- RECORDED INFORMATION
***
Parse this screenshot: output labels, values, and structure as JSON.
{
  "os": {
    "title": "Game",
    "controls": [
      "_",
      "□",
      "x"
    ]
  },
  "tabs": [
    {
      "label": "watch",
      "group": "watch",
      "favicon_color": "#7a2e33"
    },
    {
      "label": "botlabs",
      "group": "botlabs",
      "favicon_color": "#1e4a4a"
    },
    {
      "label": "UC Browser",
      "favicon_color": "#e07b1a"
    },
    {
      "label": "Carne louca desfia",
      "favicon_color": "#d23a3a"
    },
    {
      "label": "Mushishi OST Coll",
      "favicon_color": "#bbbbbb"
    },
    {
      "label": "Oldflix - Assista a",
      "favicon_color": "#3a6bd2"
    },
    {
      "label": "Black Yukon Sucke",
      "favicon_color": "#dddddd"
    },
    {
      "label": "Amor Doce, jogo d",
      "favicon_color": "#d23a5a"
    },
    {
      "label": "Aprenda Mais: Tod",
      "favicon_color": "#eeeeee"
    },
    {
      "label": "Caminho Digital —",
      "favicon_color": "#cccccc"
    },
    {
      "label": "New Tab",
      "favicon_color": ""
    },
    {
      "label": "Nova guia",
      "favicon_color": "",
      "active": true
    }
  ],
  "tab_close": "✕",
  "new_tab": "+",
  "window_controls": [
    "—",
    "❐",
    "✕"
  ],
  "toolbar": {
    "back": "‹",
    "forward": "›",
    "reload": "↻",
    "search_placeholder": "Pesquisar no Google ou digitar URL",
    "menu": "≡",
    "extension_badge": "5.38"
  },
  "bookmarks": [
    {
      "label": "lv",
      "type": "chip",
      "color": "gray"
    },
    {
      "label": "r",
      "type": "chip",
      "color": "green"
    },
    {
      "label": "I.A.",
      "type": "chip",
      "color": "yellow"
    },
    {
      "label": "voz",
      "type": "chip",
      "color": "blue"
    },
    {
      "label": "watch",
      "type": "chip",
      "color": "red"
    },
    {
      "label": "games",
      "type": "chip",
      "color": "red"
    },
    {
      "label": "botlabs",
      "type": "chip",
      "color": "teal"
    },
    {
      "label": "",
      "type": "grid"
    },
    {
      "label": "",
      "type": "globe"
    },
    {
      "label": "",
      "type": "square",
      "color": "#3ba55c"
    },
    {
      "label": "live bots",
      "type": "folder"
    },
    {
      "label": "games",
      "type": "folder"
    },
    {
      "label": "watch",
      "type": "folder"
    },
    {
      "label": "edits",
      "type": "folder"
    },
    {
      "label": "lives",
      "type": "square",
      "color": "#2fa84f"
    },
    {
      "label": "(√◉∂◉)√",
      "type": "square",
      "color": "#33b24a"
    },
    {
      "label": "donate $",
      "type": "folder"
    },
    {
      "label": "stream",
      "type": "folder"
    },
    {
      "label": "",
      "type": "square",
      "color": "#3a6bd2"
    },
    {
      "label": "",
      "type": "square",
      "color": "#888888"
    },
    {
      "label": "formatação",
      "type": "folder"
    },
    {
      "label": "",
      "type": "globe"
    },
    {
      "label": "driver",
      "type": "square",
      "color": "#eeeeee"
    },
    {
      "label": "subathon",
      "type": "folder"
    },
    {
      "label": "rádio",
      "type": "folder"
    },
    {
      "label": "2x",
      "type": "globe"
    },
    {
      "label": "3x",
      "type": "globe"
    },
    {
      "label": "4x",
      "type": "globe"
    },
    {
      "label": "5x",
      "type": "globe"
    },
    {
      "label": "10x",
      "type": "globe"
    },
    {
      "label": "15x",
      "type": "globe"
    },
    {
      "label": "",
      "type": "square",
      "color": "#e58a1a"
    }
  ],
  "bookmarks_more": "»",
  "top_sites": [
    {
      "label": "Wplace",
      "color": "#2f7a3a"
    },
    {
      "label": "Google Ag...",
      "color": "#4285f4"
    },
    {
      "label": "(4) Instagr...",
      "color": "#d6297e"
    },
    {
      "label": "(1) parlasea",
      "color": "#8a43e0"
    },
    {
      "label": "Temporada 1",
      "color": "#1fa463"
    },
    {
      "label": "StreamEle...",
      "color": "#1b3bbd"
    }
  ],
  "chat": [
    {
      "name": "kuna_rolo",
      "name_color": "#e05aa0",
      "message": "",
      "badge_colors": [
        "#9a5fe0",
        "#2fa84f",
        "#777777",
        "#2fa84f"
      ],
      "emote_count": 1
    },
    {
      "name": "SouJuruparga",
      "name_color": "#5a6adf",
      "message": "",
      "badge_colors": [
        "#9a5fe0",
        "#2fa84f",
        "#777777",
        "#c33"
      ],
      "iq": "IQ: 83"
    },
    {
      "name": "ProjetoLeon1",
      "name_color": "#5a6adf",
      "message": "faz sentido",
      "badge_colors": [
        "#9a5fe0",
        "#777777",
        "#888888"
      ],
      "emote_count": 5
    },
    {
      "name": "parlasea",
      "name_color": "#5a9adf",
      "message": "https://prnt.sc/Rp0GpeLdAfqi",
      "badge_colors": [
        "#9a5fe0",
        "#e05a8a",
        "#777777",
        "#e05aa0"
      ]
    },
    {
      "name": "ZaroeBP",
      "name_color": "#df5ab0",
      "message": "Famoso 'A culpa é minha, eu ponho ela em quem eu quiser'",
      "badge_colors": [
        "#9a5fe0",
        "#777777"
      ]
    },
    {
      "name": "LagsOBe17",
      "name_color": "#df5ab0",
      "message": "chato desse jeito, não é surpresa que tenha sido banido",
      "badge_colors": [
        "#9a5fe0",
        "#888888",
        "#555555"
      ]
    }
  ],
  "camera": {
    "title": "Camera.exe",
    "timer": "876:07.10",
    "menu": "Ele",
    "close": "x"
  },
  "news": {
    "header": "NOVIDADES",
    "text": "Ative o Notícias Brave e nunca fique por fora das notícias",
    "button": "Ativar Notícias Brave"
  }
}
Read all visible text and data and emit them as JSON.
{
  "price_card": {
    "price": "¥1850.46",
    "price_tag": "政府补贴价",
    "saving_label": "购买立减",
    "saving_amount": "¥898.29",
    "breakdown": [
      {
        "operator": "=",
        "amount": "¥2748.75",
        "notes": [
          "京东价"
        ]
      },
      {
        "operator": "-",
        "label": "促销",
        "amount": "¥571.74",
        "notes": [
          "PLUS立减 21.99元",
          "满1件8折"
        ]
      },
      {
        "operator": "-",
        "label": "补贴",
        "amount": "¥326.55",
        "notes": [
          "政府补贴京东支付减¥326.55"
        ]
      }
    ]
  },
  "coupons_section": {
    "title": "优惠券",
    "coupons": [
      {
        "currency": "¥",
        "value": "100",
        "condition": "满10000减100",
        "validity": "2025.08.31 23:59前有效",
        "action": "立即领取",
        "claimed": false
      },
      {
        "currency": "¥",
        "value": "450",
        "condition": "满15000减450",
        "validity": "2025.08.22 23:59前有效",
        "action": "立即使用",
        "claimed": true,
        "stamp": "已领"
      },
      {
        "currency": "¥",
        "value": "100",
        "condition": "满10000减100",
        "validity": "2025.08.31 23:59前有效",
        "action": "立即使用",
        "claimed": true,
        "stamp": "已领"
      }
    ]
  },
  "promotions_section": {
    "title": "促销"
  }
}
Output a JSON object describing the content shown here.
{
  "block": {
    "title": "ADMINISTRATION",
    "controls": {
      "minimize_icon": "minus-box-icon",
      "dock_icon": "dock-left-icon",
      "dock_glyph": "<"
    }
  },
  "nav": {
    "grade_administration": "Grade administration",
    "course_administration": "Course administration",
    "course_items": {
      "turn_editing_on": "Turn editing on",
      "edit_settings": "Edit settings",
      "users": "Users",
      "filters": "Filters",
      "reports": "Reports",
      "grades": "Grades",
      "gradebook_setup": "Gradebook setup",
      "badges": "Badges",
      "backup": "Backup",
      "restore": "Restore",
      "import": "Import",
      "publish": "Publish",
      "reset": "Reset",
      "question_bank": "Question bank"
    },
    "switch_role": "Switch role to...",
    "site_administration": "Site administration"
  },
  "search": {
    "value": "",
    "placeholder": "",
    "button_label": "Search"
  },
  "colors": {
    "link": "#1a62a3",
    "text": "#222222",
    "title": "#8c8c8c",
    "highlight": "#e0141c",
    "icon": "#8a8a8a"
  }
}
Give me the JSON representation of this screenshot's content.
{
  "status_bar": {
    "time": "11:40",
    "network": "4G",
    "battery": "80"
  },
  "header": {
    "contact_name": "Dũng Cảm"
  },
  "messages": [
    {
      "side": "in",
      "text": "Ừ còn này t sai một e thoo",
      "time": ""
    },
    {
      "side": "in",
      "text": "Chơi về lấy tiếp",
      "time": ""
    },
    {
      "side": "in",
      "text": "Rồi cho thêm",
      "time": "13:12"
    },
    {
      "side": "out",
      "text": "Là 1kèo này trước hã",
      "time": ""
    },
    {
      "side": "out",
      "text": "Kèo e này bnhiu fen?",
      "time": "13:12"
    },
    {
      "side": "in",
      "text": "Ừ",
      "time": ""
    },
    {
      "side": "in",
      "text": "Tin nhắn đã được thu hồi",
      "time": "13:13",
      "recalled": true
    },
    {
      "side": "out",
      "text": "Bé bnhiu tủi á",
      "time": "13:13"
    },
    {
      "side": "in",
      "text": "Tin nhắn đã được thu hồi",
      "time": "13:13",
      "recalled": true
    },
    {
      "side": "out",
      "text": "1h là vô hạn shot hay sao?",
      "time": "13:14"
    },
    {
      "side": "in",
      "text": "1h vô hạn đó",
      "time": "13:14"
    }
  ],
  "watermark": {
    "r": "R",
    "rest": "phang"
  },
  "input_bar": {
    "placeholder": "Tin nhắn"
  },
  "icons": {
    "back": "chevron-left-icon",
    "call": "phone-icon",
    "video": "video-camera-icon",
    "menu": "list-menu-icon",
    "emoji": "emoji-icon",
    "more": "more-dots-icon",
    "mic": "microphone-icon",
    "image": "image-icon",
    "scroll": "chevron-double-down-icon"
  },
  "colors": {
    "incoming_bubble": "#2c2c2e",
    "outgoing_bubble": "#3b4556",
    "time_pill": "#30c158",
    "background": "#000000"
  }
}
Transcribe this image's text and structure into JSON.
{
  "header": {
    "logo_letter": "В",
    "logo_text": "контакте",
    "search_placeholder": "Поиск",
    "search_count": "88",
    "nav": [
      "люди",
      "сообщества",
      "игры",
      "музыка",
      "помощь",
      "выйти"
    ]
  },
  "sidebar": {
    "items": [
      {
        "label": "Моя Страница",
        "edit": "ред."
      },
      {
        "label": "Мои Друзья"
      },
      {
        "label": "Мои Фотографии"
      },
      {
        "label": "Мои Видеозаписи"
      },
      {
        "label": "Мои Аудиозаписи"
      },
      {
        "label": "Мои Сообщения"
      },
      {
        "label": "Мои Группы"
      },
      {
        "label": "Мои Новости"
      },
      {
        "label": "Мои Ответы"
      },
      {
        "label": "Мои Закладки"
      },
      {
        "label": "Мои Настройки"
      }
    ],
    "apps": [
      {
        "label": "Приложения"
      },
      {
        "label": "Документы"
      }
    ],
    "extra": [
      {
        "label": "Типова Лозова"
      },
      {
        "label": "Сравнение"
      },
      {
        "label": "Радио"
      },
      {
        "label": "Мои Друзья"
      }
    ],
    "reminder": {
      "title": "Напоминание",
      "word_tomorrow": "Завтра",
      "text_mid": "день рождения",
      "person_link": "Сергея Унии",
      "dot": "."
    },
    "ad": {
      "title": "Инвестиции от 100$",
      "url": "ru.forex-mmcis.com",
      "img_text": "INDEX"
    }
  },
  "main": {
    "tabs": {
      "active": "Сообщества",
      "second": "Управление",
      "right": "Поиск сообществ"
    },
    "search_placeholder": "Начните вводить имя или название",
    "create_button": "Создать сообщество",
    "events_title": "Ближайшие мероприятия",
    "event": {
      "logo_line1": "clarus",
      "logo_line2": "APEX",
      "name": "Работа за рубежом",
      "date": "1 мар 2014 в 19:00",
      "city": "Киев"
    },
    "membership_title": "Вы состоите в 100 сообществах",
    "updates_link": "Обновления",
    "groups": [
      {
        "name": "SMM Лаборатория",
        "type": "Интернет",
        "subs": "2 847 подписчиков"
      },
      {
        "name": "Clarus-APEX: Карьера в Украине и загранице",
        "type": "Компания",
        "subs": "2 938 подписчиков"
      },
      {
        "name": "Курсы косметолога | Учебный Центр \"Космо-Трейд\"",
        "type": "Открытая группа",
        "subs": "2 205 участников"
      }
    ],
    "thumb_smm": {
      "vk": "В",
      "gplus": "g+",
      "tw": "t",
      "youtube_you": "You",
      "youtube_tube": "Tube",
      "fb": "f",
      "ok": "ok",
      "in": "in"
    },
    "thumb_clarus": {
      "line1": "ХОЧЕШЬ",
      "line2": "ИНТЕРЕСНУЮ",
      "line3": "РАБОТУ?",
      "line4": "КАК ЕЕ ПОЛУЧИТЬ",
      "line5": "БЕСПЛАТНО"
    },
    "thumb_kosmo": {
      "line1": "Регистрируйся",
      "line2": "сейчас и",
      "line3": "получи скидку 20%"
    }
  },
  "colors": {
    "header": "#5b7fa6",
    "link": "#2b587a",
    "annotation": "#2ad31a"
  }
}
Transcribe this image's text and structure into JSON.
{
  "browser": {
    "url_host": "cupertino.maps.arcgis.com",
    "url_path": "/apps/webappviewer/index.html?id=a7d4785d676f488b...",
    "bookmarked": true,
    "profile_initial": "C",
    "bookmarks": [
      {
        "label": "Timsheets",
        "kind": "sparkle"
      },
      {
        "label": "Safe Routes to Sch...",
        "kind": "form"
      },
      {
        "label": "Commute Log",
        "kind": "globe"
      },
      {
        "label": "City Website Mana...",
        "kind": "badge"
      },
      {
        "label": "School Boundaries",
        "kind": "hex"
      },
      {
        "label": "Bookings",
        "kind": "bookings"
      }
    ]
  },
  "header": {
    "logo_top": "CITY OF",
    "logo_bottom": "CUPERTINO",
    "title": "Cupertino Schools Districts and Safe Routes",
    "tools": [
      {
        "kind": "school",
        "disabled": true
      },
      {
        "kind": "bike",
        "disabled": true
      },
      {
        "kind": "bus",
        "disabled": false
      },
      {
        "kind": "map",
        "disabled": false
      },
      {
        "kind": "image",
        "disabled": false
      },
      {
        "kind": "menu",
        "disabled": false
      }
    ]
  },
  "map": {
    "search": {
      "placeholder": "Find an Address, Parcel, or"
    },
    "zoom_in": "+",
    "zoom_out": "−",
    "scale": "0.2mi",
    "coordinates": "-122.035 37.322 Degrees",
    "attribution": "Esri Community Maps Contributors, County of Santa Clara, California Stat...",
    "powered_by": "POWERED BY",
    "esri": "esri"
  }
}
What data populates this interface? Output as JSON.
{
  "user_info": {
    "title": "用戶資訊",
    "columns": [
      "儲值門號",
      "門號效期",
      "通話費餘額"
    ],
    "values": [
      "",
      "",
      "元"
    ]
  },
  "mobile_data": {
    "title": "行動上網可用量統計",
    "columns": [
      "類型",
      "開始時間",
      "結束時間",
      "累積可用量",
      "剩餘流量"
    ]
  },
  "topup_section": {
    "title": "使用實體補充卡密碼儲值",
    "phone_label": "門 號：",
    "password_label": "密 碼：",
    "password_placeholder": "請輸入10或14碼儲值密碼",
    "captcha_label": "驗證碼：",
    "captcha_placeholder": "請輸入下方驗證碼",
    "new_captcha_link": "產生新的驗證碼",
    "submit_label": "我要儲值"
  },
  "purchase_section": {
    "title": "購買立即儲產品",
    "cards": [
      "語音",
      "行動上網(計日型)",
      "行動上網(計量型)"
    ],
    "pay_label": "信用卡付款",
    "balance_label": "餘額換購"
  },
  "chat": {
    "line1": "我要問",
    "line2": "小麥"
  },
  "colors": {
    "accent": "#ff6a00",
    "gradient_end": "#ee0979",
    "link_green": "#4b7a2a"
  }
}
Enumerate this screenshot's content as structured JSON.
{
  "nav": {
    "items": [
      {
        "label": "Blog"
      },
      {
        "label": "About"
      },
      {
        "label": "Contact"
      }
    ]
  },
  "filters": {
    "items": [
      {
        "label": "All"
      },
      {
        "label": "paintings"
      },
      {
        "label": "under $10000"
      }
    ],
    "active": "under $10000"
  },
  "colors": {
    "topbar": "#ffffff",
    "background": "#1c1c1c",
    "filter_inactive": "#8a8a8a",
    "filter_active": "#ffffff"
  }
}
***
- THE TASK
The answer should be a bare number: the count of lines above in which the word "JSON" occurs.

- SOLUTION FOR THIS TASK
8